Indigenous Canadians marched on the capital and other major cities threatening to bring the economy "to its knees" as their leaders met with officials to try to resolve a row over extreme poverty on reserves.
As many as 500 aboriginals protested in freezing rain outside parliament in Ottawa in support of a hunger strike by a northern Ontario chief. Hundreds more held rallies in Montreal and Winnipeg.
Canadian Prime Minister Stephen Harper, meanwhile, met with 20 native chiefs behind closed doors in a bid to stem an escalation of demonstrations and highway blockades across the country.
Aboriginal Affairs Minister John Duncan said after the meeting that the prime minister agreed to ongoing "high level dialogue on the treaty relationship."
But beyond this commitment it was unclear at the end of the day what, if anything, was accomplished except to highlight divisions among Canada's more than 600 tribes.
Attawapiskat Chief Theresa Spence, whose 32-day hunger strike has become a focal point for an aboriginal rights movement calling for improved living conditions on reserves, boycotted the emergency talks.
She and her supporters had insisted on the participation of Queen Elizabeth II's representative in Canada, Governor General David Johnston, describing his attendance as "integral when discussing inherent and treaty rights." Canada's more than 600 indigenous reserves were created by royal proclamation in 1763.
But Johnston declined, saying their plight is a political matter that must be taken up with elected officials.
"We're giving this opportunity for them to resolve the broken promises from the treaty.
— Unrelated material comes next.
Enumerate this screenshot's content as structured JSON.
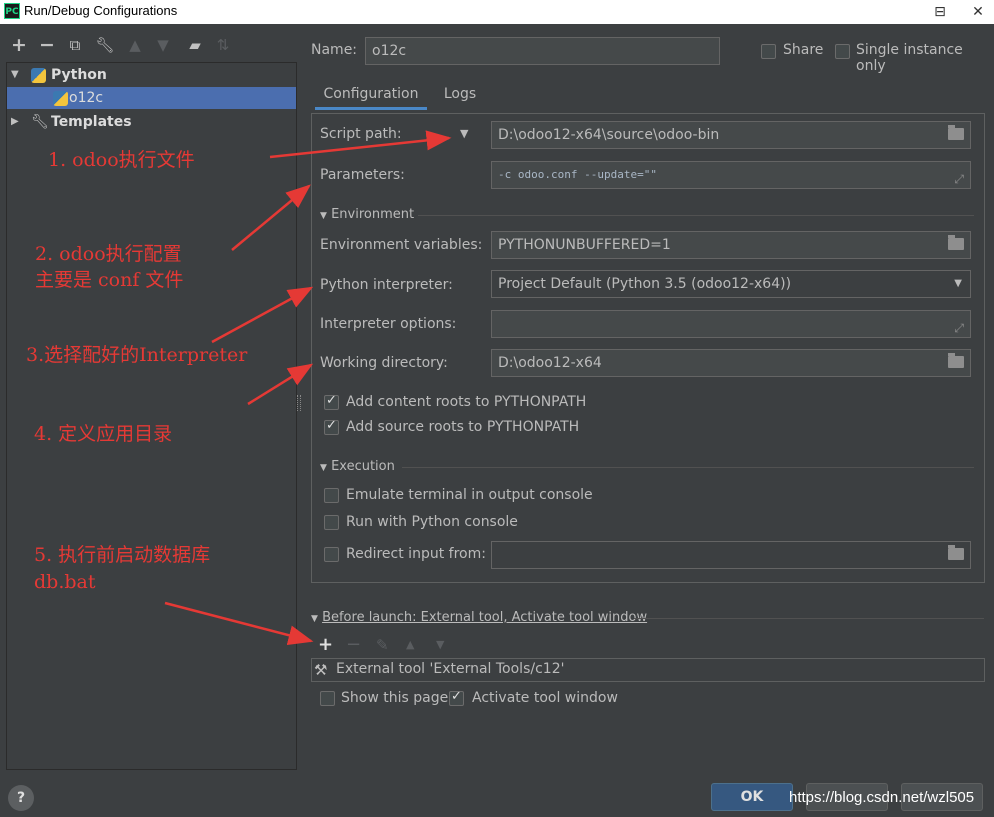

And all we're asking is a meeting and to sit down with them," Spence told a news conference earlier in the day.
"All we want is justice, equality and fairness which we're entitled (to)," she said, vowing to continue her hunger strike.
Chiefs from Manitoba and Ontario provinces, as well as the Northwest Territories, joined her boycott, insisting on a meeting with the prime minister on their terms and vowing to "bring the Canadian economy to its knees" if their demands were not met.
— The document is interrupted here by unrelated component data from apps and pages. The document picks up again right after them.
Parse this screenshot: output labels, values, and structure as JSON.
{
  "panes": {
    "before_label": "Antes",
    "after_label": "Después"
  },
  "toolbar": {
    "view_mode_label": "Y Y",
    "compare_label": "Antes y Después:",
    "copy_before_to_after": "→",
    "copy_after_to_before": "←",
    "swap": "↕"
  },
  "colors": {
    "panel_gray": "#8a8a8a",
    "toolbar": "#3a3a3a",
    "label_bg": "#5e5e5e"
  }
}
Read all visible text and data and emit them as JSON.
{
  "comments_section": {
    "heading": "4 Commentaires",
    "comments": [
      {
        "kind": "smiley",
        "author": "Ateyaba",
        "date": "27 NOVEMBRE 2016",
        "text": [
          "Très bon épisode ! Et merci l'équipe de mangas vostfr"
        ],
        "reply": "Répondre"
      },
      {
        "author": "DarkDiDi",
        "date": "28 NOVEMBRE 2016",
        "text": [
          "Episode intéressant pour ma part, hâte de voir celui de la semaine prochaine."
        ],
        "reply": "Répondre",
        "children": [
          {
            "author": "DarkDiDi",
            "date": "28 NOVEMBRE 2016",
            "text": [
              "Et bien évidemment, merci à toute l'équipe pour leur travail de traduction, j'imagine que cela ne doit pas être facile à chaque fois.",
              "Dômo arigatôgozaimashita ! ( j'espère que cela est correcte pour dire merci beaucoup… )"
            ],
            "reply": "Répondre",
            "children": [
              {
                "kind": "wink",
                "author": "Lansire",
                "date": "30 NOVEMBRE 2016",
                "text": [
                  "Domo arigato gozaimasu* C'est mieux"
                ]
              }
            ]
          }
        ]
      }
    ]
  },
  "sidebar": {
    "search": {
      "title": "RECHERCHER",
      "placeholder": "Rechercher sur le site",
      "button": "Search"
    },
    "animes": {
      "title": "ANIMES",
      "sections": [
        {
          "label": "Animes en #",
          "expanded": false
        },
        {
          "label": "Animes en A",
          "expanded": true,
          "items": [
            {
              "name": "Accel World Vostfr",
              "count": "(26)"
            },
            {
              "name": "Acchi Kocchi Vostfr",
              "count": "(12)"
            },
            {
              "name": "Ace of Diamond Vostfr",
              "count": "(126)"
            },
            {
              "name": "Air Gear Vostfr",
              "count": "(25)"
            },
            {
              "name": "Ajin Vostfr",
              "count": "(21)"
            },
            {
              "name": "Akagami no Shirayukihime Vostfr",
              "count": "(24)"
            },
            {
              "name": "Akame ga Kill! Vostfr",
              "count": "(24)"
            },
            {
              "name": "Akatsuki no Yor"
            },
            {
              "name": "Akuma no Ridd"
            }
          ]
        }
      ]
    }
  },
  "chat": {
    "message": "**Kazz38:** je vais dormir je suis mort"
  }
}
This could include blocking resource development on their ancestral lands, said Manitoba Grand Chief Derek Nepinak.
"We have the warriors that are standing up now, that are willing to go that far. So we're not here to make requests, we're here to demand attention," he said.
Nepinak was echoed by Grand Chief Gordon Peters of the Association of Iroquois and Allied Indians who called for protests to be stepped up with all major road and rail lines shut down.
Foreign investments in Canada not approved by First Nations could also be targeted, he told reporters.
Assembly of First Nations National Chief Shawn A-in-chut Atleo, after leading a delegation to meet with Harper, avoided speaking to reporters.
Ahead of the talks he said he would seek a commitment from the prime minister for a "long-term process" to address native concerns, including outstanding land claims, hundreds of missing and murdered native women, high unemployment among natives, and too few schools in native communities.
A fix, Atleo said, could also include natives getting a share of royalties from some Can$650 billion in resource development planned for the coming decade.
In addition to complaints of severe poverty, natives also blasted changes last month to environmental and other laws they say impact their hunting and fishing rights, which allow tribes to lease reserve lands to non-natives.
Although the government insists the latter was meant to boost economic development, some fear it will result in a loss of native control of reserve lands and eventually lead to the end of aboriginal communities.